**About this task:**
From the entries that follow, pick out all lines holding "icon".

___ Data for review ___

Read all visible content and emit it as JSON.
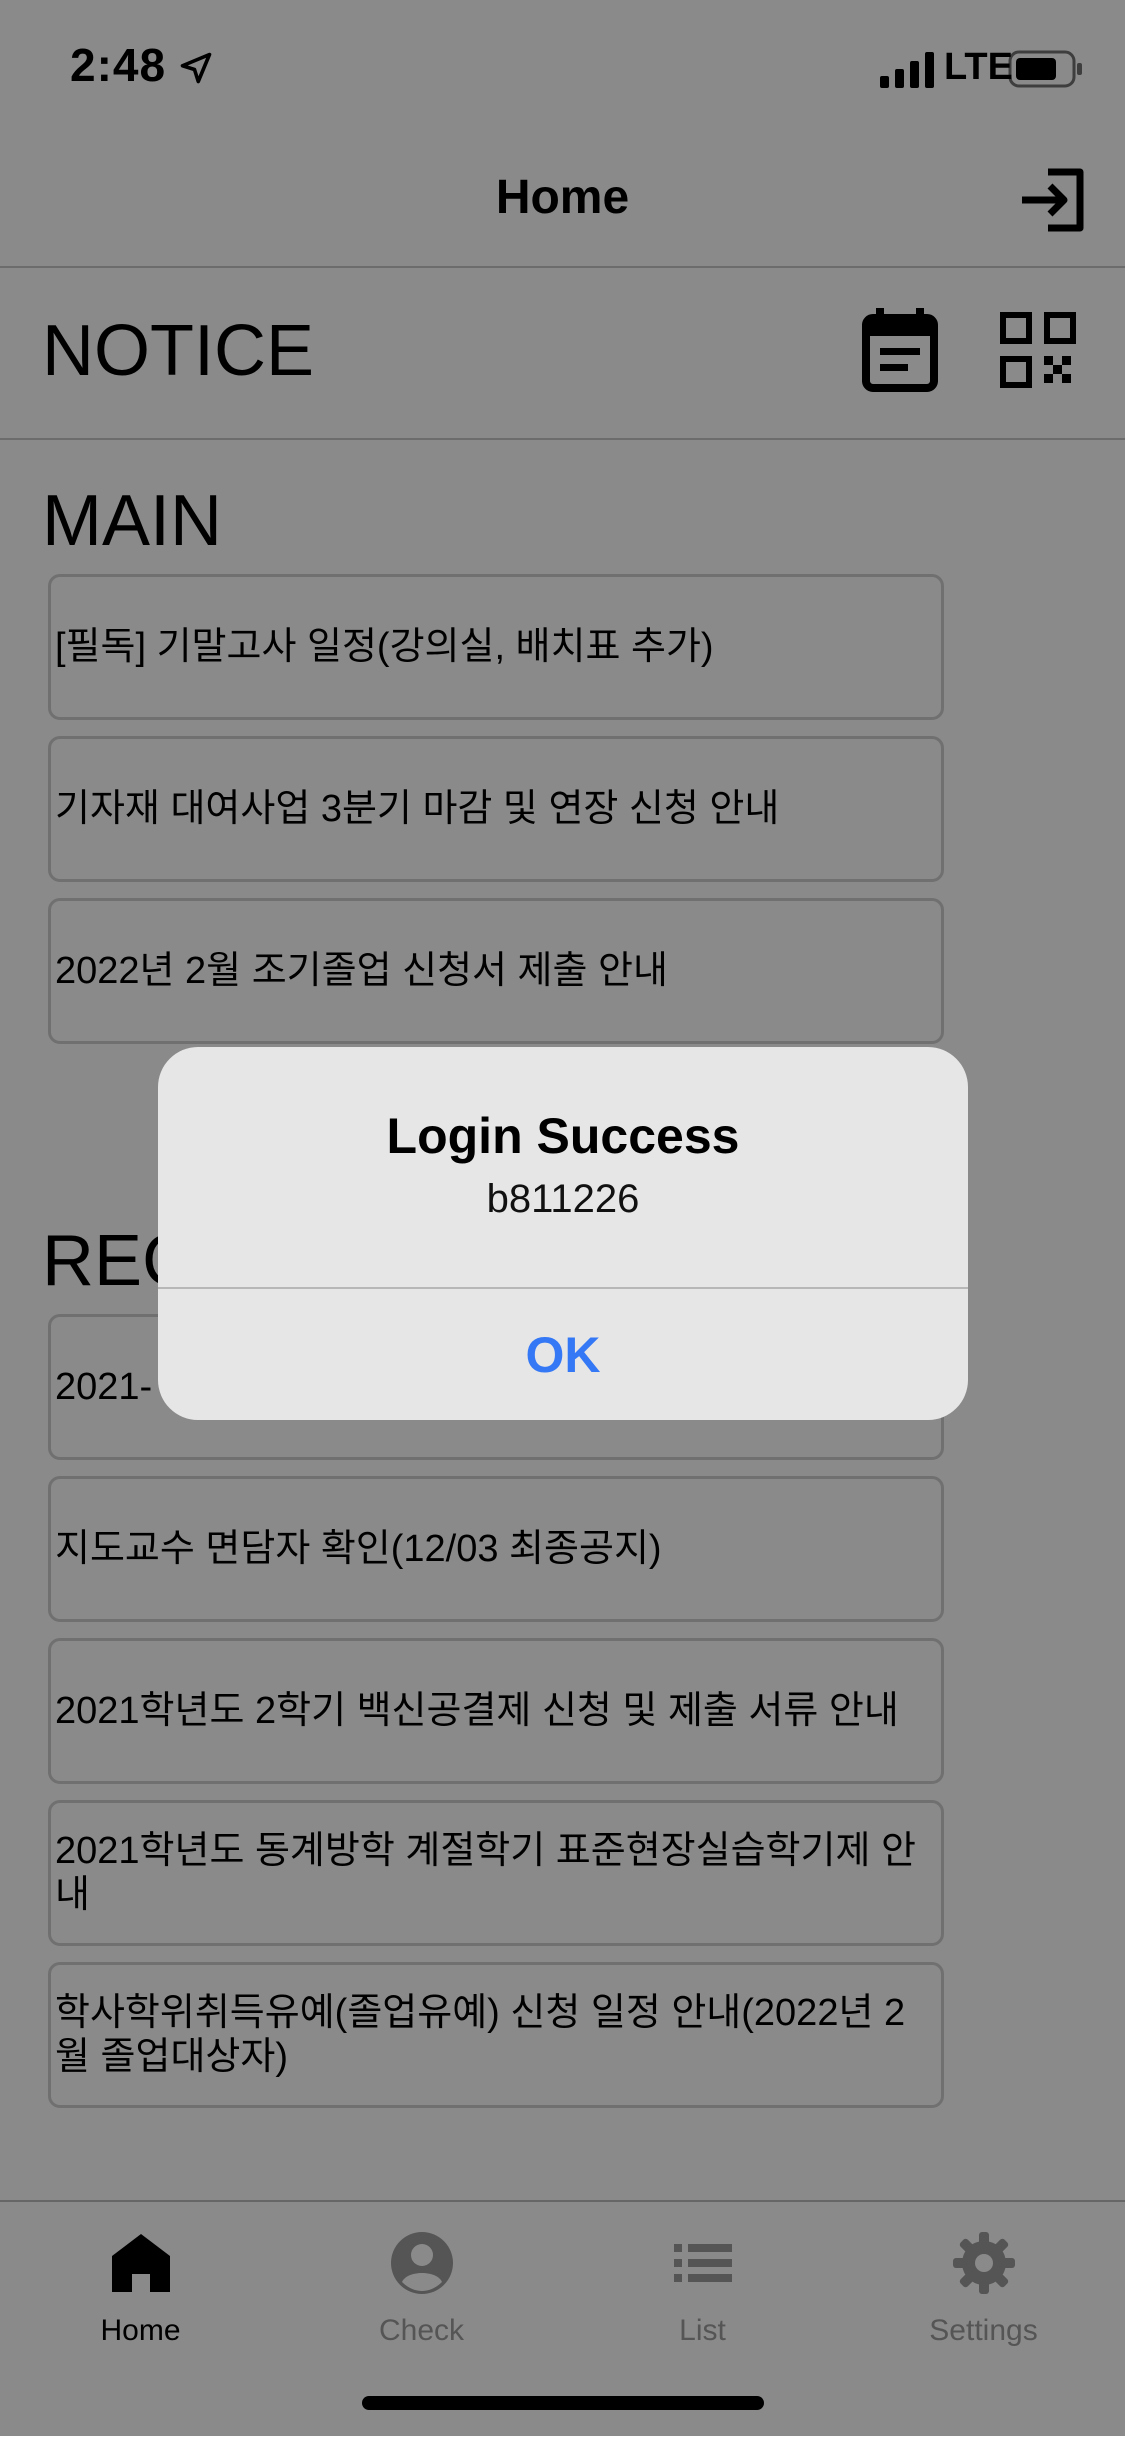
{
  "status": {
    "time": "2:48",
    "network": "LTE"
  },
  "nav": {
    "title": "Home"
  },
  "notice": {
    "title": "NOTICE"
  },
  "main": {
    "title": "MAIN",
    "items": [
      "[필독] 기말고사 일정(강의실, 배치표 추가)",
      "기자재 대여사업 3분기 마감 및 연장 신청 안내",
      "2022년 2월 조기졸업 신청서 제출 안내"
    ]
  },
  "recent": {
    "title": "REC",
    "items": [
      "2021-",
      "지도교수 면담자 확인(12/03 최종공지)",
      "2021학년도 2학기 백신공결제 신청 및 제출 서류 안내",
      "2021학년도 동계방학 계절학기 표준현장실습학기제 안내",
      "학사학위취득유예(졸업유예) 신청 일정 안내(2022년 2월 졸업대상자)"
    ]
  },
  "tabs": [
    {
      "label": "Home",
      "icon": "home-icon",
      "active": true
    },
    {
      "label": "Check",
      "icon": "account-circle-icon",
      "active": false
    },
    {
      "label": "List",
      "icon": "list-icon",
      "active": false
    },
    {
      "label": "Settings",
      "icon": "gear-icon",
      "active": false
    }
  ],
  "alert": {
    "title": "Login Success",
    "message": "b811226",
    "ok_label": "OK"
  },
  "colors": {
    "accent": "#3478f6",
    "inactive_tab": "#9e9e9e",
    "card_border": "#cfcfcf"
  }
}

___

**Task answer:**
      "icon": "home-icon",
      "icon": "account-circle-icon",
      "icon": "list-icon",
      "icon": "gear-icon",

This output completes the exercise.